[SOURCE MATERIAL]:
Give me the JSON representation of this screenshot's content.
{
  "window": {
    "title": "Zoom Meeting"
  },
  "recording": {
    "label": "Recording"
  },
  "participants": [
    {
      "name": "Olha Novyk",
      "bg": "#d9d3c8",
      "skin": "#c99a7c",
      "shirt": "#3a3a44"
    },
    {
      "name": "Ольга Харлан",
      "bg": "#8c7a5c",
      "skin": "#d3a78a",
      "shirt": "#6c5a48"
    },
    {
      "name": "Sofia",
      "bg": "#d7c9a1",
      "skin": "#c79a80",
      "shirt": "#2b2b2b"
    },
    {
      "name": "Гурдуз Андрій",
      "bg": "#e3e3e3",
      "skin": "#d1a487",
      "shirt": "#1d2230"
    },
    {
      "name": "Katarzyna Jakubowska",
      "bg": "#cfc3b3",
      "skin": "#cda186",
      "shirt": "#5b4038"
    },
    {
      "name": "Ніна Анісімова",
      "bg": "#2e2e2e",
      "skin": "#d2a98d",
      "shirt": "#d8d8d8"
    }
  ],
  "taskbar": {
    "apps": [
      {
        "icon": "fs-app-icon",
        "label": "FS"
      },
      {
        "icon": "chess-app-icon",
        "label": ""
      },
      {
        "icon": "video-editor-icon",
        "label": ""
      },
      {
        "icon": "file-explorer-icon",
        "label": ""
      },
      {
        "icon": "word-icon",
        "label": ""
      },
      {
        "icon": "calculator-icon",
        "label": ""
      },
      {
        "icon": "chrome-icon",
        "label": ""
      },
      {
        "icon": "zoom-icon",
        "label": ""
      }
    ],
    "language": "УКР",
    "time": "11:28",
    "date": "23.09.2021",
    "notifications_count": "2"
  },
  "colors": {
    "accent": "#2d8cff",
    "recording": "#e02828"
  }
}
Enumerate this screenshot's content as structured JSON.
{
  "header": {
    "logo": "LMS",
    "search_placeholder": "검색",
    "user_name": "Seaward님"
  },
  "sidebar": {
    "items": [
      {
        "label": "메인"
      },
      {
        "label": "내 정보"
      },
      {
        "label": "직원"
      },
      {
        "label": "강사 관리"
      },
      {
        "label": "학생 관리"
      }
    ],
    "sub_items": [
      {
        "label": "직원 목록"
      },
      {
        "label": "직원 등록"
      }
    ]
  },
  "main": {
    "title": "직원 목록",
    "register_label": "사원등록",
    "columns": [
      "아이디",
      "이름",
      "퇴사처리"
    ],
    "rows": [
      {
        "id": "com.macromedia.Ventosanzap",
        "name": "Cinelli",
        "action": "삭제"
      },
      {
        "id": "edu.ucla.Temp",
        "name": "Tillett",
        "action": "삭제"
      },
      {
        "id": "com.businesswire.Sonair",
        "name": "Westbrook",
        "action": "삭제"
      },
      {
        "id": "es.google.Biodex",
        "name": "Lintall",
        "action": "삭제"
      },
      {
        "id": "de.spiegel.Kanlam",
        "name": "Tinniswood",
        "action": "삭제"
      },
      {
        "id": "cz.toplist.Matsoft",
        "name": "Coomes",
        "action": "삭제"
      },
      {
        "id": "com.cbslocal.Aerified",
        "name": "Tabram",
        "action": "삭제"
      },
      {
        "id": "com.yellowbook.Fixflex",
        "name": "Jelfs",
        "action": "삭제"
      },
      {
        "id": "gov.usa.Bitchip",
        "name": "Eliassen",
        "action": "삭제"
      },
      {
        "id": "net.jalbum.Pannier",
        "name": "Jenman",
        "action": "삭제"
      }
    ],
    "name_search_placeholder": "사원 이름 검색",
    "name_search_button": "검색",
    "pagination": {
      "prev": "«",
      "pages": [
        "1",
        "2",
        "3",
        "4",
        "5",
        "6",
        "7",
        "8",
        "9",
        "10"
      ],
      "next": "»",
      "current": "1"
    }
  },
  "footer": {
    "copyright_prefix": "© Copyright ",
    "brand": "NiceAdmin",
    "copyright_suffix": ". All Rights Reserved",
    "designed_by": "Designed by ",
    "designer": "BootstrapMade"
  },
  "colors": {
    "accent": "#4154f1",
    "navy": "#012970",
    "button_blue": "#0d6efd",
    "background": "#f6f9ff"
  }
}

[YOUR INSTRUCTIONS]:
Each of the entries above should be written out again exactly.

[OUTPUT]:
Give me the JSON representation of this screenshot's content.
{
  "window": {
    "title": "Zoom Meeting"
  },
  "recording": {
    "label": "Recording"
  },
  "participants": [
    {
      "name": "Olha Novyk",
      "bg": "#d9d3c8",
      "skin": "#c99a7c",
      "shirt": "#3a3a44"
    },
    {
      "name": "Ольга Харлан",
      "bg": "#8c7a5c",
      "skin": "#d3a78a",
      "shirt": "#6c5a48"
    },
    {
      "name": "Sofia",
      "bg": "#d7c9a1",
      "skin": "#c79a80",
      "shirt": "#2b2b2b"
    },
    {
      "name": "Гурдуз Андрій",
      "bg": "#e3e3e3",
      "skin": "#d1a487",
      "shirt": "#1d2230"
    },
    {
      "name": "Katarzyna Jakubowska",
      "bg": "#cfc3b3",
      "skin": "#cda186",
      "shirt": "#5b4038"
    },
    {
      "name": "Ніна Анісімова",
      "bg": "#2e2e2e",
      "skin": "#d2a98d",
      "shirt": "#d8d8d8"
    }
  ],
  "taskbar": {
    "apps": [
      {
        "icon": "fs-app-icon",
        "label": "FS"
      },
      {
        "icon": "chess-app-icon",
        "label": ""
      },
      {
        "icon": "video-editor-icon",
        "label": ""
      },
      {
        "icon": "file-explorer-icon",
        "label": ""
      },
      {
        "icon": "word-icon",
        "label": ""
      },
      {
        "icon": "calculator-icon",
        "label": ""
      },
      {
        "icon": "chrome-icon",
        "label": ""
      },
      {
        "icon": "zoom-icon",
        "label": ""
      }
    ],
    "language": "УКР",
    "time": "11:28",
    "date": "23.09.2021",
    "notifications_count": "2"
  },
  "colors": {
    "accent": "#2d8cff",
    "recording": "#e02828"
  }
}
Enumerate this screenshot's content as structured JSON.
{
  "header": {
    "logo": "LMS",
    "search_placeholder": "검색",
    "user_name": "Seaward님"
  },
  "sidebar": {
    "items": [
      {
        "label": "메인"
      },
      {
        "label": "내 정보"
      },
      {
        "label": "직원"
      },
      {
        "label": "강사 관리"
      },
      {
        "label": "학생 관리"
      }
    ],
    "sub_items": [
      {
        "label": "직원 목록"
      },
      {
        "label": "직원 등록"
      }
    ]
  },
  "main": {
    "title": "직원 목록",
    "register_label": "사원등록",
    "columns": [
      "아이디",
      "이름",
      "퇴사처리"
    ],
    "rows": [
      {
        "id": "com.macromedia.Ventosanzap",
        "name": "Cinelli",
        "action": "삭제"
      },
      {
        "id": "edu.ucla.Temp",
        "name": "Tillett",
        "action": "삭제"
      },
      {
        "id": "com.businesswire.Sonair",
        "name": "Westbrook",
        "action": "삭제"
      },
      {
        "id": "es.google.Biodex",
        "name": "Lintall",
        "action": "삭제"
      },
      {
        "id": "de.spiegel.Kanlam",
        "name": "Tinniswood",
        "action": "삭제"
      },
      {
        "id": "cz.toplist.Matsoft",
        "name": "Coomes",
        "action": "삭제"
      },
      {
        "id": "com.cbslocal.Aerified",
        "name": "Tabram",
        "action": "삭제"
      },
      {
        "id": "com.yellowbook.Fixflex",
        "name": "Jelfs",
        "action": "삭제"
      },
      {
        "id": "gov.usa.Bitchip",
        "name": "Eliassen",
        "action": "삭제"
      },
      {
        "id": "net.jalbum.Pannier",
        "name": "Jenman",
        "action": "삭제"
      }
    ],
    "name_search_placeholder": "사원 이름 검색",
    "name_search_button": "검색",
    "pagination": {
      "prev": "«",
      "pages": [
        "1",
        "2",
        "3",
        "4",
        "5",
        "6",
        "7",
        "8",
        "9",
        "10"
      ],
      "next": "»",
      "current": "1"
    }
  },
  "footer": {
    "copyright_prefix": "© Copyright ",
    "brand": "NiceAdmin",
    "copyright_suffix": ". All Rights Reserved",
    "designed_by": "Designed by ",
    "designer": "BootstrapMade"
  },
  "colors": {
    "accent": "#4154f1",
    "navy": "#012970",
    "button_blue": "#0d6efd",
    "background": "#f6f9ff"
  }
}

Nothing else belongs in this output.